What you will do: Go through the material and pull out every line with the string "label" in it.

——————————

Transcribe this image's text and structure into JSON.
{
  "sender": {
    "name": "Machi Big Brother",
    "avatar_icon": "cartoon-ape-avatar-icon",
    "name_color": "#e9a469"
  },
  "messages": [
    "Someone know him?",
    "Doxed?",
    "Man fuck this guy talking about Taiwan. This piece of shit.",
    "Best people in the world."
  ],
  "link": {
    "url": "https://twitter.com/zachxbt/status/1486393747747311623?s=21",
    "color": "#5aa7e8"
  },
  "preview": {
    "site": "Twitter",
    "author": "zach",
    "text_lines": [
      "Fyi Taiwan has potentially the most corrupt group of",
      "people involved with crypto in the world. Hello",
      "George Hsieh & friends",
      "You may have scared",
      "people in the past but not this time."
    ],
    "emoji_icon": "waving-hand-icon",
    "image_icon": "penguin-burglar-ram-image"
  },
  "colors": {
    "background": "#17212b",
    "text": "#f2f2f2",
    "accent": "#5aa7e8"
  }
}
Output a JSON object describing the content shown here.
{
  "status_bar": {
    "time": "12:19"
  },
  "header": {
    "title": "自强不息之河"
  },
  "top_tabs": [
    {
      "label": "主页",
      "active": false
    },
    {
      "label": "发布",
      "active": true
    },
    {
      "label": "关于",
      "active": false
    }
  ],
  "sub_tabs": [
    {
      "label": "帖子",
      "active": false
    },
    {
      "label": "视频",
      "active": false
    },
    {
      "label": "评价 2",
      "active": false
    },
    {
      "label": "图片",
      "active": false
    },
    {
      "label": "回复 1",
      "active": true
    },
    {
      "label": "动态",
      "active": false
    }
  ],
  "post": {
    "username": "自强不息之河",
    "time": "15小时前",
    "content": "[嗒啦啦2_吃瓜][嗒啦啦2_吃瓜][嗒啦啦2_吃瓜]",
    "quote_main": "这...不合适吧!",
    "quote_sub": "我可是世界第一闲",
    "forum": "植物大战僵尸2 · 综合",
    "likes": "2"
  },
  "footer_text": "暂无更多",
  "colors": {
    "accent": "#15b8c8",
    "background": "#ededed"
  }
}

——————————

Output of the exercise:
      "label": "主页",
      "label": "发布",
      "label": "关于",
      "label": "帖子",
      "label": "视频",
      "label": "评价 2",
      "label": "图片",
      "label": "回复 1",
      "label": "动态",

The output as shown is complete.